▶ ASSIGNMENT
Your task is to give the data again, exactly, with every line intact.
++++
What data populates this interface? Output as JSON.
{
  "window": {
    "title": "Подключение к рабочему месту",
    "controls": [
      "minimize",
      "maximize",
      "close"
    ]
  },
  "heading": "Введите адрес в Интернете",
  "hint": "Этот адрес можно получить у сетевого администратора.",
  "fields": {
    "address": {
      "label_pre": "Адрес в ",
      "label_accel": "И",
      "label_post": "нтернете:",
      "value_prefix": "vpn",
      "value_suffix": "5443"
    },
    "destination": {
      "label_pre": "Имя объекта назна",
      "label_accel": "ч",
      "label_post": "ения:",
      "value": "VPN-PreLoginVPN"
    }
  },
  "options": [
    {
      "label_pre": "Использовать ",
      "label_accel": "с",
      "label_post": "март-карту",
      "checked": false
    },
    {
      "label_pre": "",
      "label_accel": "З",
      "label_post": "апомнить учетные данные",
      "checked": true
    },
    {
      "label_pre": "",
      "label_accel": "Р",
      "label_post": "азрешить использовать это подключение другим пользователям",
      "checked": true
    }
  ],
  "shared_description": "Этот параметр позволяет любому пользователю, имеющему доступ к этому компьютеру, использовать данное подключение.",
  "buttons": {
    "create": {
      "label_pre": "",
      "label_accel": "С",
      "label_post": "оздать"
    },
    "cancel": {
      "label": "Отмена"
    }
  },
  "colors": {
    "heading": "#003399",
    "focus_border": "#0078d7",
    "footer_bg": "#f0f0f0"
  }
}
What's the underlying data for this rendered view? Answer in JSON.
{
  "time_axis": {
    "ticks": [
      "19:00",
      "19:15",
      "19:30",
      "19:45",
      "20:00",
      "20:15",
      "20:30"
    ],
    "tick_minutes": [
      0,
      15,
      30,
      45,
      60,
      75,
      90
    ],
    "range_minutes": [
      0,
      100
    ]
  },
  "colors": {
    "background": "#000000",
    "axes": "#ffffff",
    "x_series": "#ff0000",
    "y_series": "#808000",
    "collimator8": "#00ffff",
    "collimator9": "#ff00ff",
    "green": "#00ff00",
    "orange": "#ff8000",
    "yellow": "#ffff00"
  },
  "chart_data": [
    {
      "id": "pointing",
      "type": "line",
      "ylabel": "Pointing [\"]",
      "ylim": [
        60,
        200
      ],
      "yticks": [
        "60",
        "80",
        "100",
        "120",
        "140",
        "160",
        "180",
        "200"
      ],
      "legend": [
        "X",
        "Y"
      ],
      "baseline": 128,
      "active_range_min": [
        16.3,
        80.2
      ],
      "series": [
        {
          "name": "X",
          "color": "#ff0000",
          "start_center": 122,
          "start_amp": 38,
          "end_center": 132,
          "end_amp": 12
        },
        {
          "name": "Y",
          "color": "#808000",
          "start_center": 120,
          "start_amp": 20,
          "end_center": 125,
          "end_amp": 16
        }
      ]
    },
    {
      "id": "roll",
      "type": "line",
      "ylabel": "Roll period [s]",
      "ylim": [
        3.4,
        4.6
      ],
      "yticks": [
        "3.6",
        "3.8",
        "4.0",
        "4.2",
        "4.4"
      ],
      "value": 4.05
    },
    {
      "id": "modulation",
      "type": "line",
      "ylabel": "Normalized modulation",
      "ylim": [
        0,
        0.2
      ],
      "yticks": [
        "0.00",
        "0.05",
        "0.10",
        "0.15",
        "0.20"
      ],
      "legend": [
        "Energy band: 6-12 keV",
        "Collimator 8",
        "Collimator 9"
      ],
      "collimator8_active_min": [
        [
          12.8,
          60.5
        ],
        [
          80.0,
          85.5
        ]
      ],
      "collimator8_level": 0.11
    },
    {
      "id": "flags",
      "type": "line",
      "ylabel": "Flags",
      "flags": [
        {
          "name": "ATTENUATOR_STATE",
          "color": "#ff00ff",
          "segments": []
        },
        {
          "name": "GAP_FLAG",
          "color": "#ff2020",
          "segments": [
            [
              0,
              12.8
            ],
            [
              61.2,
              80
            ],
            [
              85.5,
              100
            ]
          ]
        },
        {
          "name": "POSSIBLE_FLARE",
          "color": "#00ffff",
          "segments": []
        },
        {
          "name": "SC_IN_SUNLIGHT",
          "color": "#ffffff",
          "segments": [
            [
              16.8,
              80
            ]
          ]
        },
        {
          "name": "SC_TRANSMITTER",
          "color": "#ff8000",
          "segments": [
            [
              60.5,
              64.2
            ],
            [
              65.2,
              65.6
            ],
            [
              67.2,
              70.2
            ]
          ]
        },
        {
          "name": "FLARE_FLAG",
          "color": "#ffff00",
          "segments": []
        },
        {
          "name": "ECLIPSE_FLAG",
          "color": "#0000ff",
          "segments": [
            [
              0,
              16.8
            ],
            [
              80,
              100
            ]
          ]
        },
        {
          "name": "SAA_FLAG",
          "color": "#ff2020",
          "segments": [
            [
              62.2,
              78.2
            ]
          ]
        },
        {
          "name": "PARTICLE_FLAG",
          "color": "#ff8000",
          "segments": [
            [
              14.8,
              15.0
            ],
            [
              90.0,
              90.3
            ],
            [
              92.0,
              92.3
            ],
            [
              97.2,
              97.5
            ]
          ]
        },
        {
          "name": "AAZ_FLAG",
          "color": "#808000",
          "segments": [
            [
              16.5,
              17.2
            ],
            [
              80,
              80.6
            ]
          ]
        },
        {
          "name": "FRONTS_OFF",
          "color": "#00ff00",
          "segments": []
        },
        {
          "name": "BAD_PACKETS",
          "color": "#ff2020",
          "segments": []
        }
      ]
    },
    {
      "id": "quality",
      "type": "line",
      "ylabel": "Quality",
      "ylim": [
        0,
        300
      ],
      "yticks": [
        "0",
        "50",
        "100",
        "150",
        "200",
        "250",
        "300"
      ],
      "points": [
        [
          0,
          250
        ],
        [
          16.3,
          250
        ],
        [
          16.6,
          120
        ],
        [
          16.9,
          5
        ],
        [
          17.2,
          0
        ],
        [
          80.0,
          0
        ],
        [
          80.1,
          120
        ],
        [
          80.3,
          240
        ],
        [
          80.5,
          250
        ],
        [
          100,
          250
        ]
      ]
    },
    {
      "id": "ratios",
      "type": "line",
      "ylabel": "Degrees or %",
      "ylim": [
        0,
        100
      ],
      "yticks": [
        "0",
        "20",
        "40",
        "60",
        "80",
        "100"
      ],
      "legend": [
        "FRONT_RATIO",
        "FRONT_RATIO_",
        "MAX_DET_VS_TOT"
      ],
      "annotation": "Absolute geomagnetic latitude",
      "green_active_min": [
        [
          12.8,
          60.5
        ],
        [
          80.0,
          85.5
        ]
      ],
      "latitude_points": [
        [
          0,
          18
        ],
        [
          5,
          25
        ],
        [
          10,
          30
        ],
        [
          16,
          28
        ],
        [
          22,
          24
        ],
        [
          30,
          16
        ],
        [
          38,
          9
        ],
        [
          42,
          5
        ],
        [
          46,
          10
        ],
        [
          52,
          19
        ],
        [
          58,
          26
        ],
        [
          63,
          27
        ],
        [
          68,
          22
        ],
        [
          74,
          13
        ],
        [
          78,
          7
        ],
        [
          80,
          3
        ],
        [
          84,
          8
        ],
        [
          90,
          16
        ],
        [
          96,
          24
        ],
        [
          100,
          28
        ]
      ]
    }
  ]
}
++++
▶ EXPECTED ANSWER
What data populates this interface? Output as JSON.
{
  "window": {
    "title": "Подключение к рабочему месту",
    "controls": [
      "minimize",
      "maximize",
      "close"
    ]
  },
  "heading": "Введите адрес в Интернете",
  "hint": "Этот адрес можно получить у сетевого администратора.",
  "fields": {
    "address": {
      "label_pre": "Адрес в ",
      "label_accel": "И",
      "label_post": "нтернете:",
      "value_prefix": "vpn",
      "value_suffix": "5443"
    },
    "destination": {
      "label_pre": "Имя объекта назна",
      "label_accel": "ч",
      "label_post": "ения:",
      "value": "VPN-PreLoginVPN"
    }
  },
  "options": [
    {
      "label_pre": "Использовать ",
      "label_accel": "с",
      "label_post": "март-карту",
      "checked": false
    },
    {
      "label_pre": "",
      "label_accel": "З",
      "label_post": "апомнить учетные данные",
      "checked": true
    },
    {
      "label_pre": "",
      "label_accel": "Р",
      "label_post": "азрешить использовать это подключение другим пользователям",
      "checked": true
    }
  ],
  "shared_description": "Этот параметр позволяет любому пользователю, имеющему доступ к этому компьютеру, использовать данное подключение.",
  "buttons": {
    "create": {
      "label_pre": "",
      "label_accel": "С",
      "label_post": "оздать"
    },
    "cancel": {
      "label": "Отмена"
    }
  },
  "colors": {
    "heading": "#003399",
    "focus_border": "#0078d7",
    "footer_bg": "#f0f0f0"
  }
}
What's the underlying data for this rendered view? Answer in JSON.
{
  "time_axis": {
    "ticks": [
      "19:00",
      "19:15",
      "19:30",
      "19:45",
      "20:00",
      "20:15",
      "20:30"
    ],
    "tick_minutes": [
      0,
      15,
      30,
      45,
      60,
      75,
      90
    ],
    "range_minutes": [
      0,
      100
    ]
  },
  "colors": {
    "background": "#000000",
    "axes": "#ffffff",
    "x_series": "#ff0000",
    "y_series": "#808000",
    "collimator8": "#00ffff",
    "collimator9": "#ff00ff",
    "green": "#00ff00",
    "orange": "#ff8000",
    "yellow": "#ffff00"
  },
  "chart_data": [
    {
      "id": "pointing",
      "type": "line",
      "ylabel": "Pointing [\"]",
      "ylim": [
        60,
        200
      ],
      "yticks": [
        "60",
        "80",
        "100",
        "120",
        "140",
        "160",
        "180",
        "200"
      ],
      "legend": [
        "X",
        "Y"
      ],
      "baseline": 128,
      "active_range_min": [
        16.3,
        80.2
      ],
      "series": [
        {
          "name": "X",
          "color": "#ff0000",
          "start_center": 122,
          "start_amp": 38,
          "end_center": 132,
          "end_amp": 12
        },
        {
          "name": "Y",
          "color": "#808000",
          "start_center": 120,
          "start_amp": 20,
          "end_center": 125,
          "end_amp": 16
        }
      ]
    },
    {
      "id": "roll",
      "type": "line",
      "ylabel": "Roll period [s]",
      "ylim": [
        3.4,
        4.6
      ],
      "yticks": [
        "3.6",
        "3.8",
        "4.0",
        "4.2",
        "4.4"
      ],
      "value": 4.05
    },
    {
      "id": "modulation",
      "type": "line",
      "ylabel": "Normalized modulation",
      "ylim": [
        0,
        0.2
      ],
      "yticks": [
        "0.00",
        "0.05",
        "0.10",
        "0.15",
        "0.20"
      ],
      "legend": [
        "Energy band: 6-12 keV",
        "Collimator 8",
        "Collimator 9"
      ],
      "collimator8_active_min": [
        [
          12.8,
          60.5
        ],
        [
          80.0,
          85.5
        ]
      ],
      "collimator8_level": 0.11
    },
    {
      "id": "flags",
      "type": "line",
      "ylabel": "Flags",
      "flags": [
        {
          "name": "ATTENUATOR_STATE",
          "color": "#ff00ff",
          "segments": []
        },
        {
          "name": "GAP_FLAG",
          "color": "#ff2020",
          "segments": [
            [
              0,
              12.8
            ],
            [
              61.2,
              80
            ],
            [
              85.5,
              100
            ]
          ]
        },
        {
          "name": "POSSIBLE_FLARE",
          "color": "#00ffff",
          "segments": []
        },
        {
          "name": "SC_IN_SUNLIGHT",
          "color": "#ffffff",
          "segments": [
            [
              16.8,
              80
            ]
          ]
        },
        {
          "name": "SC_TRANSMITTER",
          "color": "#ff8000",
          "segments": [
            [
              60.5,
              64.2
            ],
            [
              65.2,
              65.6
            ],
            [
              67.2,
              70.2
            ]
          ]
        },
        {
          "name": "FLARE_FLAG",
          "color": "#ffff00",
          "segments": []
        },
        {
          "name": "ECLIPSE_FLAG",
          "color": "#0000ff",
          "segments": [
            [
              0,
              16.8
            ],
            [
              80,
              100
            ]
          ]
        },
        {
          "name": "SAA_FLAG",
          "color": "#ff2020",
          "segments": [
            [
              62.2,
              78.2
            ]
          ]
        },
        {
          "name": "PARTICLE_FLAG",
          "color": "#ff8000",
          "segments": [
            [
              14.8,
              15.0
            ],
            [
              90.0,
              90.3
            ],
            [
              92.0,
              92.3
            ],
            [
              97.2,
              97.5
            ]
          ]
        },
        {
          "name": "AAZ_FLAG",
          "color": "#808000",
          "segments": [
            [
              16.5,
              17.2
            ],
            [
              80,
              80.6
            ]
          ]
        },
        {
          "name": "FRONTS_OFF",
          "color": "#00ff00",
          "segments": []
        },
        {
          "name": "BAD_PACKETS",
          "color": "#ff2020",
          "segments": []
        }
      ]
    },
    {
      "id": "quality",
      "type": "line",
      "ylabel": "Quality",
      "ylim": [
        0,
        300
      ],
      "yticks": [
        "0",
        "50",
        "100",
        "150",
        "200",
        "250",
        "300"
      ],
      "points": [
        [
          0,
          250
        ],
        [
          16.3,
          250
        ],
        [
          16.6,
          120
        ],
        [
          16.9,
          5
        ],
        [
          17.2,
          0
        ],
        [
          80.0,
          0
        ],
        [
          80.1,
          120
        ],
        [
          80.3,
          240
        ],
        [
          80.5,
          250
        ],
        [
          100,
          250
        ]
      ]
    },
    {
      "id": "ratios",
      "type": "line",
      "ylabel": "Degrees or %",
      "ylim": [
        0,
        100
      ],
      "yticks": [
        "0",
        "20",
        "40",
        "60",
        "80",
        "100"
      ],
      "legend": [
        "FRONT_RATIO",
        "FRONT_RATIO_",
        "MAX_DET_VS_TOT"
      ],
      "annotation": "Absolute geomagnetic latitude",
      "green_active_min": [
        [
          12.8,
          60.5
        ],
        [
          80.0,
          85.5
        ]
      ],
      "latitude_points": [
        [
          0,
          18
        ],
        [
          5,
          25
        ],
        [
          10,
          30
        ],
        [
          16,
          28
        ],
        [
          22,
          24
        ],
        [
          30,
          16
        ],
        [
          38,
          9
        ],
        [
          42,
          5
        ],
        [
          46,
          10
        ],
        [
          52,
          19
        ],
        [
          58,
          26
        ],
        [
          63,
          27
        ],
        [
          68,
          22
        ],
        [
          74,
          13
        ],
        [
          78,
          7
        ],
        [
          80,
          3
        ],
        [
          84,
          8
        ],
        [
          90,
          16
        ],
        [
          96,
          24
        ],
        [
          100,
          28
        ]
      ]
    }
  ]
}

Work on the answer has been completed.